November 3, 2015
Intrusive, enduring, depressive thoughts are an ever-present part of daily life for people with depression. A first of its kind study from the Center for BrainHealth at The University of Texas at Dallas published earlier ...

Online treatment dramatically cuts suicide risk

September 18, 2012
(Medical Xpress)—Australian research, published in the British Medical Journal Open, shows a dramatic reduction in both depression and suicidal thoughts in patients who participated in a study involving internet cognitive ...

Recommended for you

Say cheese! Why a toothy smile makes it easier for you to be identified

June 19, 2018
A fulsome smile in a photo makes it easier for people to identify the individual, say researchers at the University of York.

Videogame loot boxes similar to gambling

June 19, 2018
Adolescents playing video games that offer randomised rewards to increase competitive advantage could possibly be exposed to mechanisms that are psychologically similar to gambling, according to new research just published ...

Mental health declining among disadvantaged American adults

June 19, 2018
American adults of low socioeconomic status report increasing mental distress and worsening well-being, according to a new study by Princeton University and Georgetown University.

Genes associated with infantile forms of schizophrenia identified
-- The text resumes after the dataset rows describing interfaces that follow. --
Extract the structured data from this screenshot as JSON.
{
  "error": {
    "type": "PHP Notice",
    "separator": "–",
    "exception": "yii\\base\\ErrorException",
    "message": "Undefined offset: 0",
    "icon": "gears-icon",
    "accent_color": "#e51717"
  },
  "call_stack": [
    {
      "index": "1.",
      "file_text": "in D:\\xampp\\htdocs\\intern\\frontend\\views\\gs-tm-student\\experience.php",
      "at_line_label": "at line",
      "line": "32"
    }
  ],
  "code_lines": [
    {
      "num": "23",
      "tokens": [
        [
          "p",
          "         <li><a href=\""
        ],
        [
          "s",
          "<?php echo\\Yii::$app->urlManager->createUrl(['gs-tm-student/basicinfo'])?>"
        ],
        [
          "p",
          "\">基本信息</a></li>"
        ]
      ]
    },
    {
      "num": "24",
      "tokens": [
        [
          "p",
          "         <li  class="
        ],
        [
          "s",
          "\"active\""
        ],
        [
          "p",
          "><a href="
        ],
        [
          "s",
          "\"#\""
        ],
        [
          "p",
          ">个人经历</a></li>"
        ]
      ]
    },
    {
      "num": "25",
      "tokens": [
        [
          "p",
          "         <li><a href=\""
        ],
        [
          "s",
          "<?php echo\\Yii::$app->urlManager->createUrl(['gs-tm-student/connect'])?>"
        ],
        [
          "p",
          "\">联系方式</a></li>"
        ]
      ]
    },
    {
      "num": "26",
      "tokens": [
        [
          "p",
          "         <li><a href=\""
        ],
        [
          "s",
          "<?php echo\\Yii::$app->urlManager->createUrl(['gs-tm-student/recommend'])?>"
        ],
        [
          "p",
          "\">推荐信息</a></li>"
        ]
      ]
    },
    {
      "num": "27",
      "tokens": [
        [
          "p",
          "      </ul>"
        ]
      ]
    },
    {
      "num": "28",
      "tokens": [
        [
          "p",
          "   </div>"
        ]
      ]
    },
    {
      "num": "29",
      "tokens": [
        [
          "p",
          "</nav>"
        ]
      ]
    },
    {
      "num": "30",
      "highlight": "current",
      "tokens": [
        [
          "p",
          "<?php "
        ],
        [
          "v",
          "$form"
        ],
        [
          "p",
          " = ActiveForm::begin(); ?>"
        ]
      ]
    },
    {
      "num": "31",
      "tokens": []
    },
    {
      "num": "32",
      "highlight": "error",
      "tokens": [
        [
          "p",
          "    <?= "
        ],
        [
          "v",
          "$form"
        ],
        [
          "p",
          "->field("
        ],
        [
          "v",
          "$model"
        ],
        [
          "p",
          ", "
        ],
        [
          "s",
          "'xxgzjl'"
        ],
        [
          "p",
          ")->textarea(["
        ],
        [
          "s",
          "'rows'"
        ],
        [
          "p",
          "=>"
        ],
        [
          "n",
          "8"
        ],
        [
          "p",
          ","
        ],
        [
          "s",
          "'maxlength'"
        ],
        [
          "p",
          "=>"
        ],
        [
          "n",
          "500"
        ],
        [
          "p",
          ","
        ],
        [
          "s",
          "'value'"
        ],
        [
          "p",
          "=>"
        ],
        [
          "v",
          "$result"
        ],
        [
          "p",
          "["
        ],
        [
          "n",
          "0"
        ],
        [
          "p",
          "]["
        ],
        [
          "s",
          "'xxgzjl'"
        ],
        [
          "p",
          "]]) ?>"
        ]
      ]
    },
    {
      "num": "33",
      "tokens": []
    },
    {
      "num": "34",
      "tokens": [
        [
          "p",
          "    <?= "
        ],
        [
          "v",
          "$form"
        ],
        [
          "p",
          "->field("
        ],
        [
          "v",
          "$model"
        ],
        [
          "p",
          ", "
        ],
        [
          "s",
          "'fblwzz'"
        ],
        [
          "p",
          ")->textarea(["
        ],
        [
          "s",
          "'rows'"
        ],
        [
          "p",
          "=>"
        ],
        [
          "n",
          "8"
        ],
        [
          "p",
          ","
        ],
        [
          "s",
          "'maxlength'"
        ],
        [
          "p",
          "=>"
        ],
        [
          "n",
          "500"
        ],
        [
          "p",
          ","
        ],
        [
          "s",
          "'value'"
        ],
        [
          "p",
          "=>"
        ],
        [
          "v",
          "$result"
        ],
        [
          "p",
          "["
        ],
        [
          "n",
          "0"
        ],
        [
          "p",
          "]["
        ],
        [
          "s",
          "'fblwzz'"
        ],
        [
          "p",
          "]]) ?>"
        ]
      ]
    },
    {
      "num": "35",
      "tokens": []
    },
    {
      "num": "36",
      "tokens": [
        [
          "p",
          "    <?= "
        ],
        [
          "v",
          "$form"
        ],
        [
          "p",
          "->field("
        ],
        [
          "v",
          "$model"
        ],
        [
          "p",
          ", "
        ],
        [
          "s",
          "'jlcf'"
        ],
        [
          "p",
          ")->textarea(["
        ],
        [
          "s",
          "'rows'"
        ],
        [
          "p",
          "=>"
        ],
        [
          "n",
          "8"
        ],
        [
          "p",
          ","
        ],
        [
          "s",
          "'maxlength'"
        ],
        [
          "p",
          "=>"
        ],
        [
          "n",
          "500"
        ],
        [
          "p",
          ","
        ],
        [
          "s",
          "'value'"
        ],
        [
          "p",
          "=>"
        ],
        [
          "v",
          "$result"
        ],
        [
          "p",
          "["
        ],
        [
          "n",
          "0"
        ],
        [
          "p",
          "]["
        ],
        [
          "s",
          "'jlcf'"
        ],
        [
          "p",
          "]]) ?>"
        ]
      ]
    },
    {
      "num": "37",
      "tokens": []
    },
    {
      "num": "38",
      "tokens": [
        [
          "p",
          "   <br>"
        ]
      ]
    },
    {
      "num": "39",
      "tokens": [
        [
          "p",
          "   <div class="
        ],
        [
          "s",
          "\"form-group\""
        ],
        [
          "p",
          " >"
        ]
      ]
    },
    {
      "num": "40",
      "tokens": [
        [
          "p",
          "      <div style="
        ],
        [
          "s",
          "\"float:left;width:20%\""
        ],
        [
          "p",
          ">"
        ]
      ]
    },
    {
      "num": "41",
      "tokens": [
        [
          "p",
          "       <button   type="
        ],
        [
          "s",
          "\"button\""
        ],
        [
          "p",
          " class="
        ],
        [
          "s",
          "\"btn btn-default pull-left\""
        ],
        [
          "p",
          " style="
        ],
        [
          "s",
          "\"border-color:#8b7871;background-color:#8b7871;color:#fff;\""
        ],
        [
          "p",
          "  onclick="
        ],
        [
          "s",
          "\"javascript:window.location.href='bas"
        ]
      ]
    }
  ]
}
June 19, 2018
Scientists at the Montreal Neurological Institute and Hospital (The Neuro) and McGill University have identified novel genes associated with a specific form of schizophrenia.

Kids grasp that you get what you pay for

June 19, 2018
From a young age, children have a nuanced understanding of fairness.

Study on social interactions could improve understanding of mental health risks

June 19, 2018
McLean Hospital investigators have released the results of a study that outlines how age, socioeconomic status, and other factors might contribute to social isolation and poorer mental health. In a paper published in the ...

1 comment

Adjust slider to filter visible comments by rank

Display comments: newest first

BubbaNicholson
1 / 5 (1) Mar 14, 2017
"Bad" thinking does not cause disease. The very idea is preposterous.

Please sign in to add a comment. Registration is free, and takes less than a minute. Read more

Click here to reset your password.
Sign in to get notified via email when new comments are made.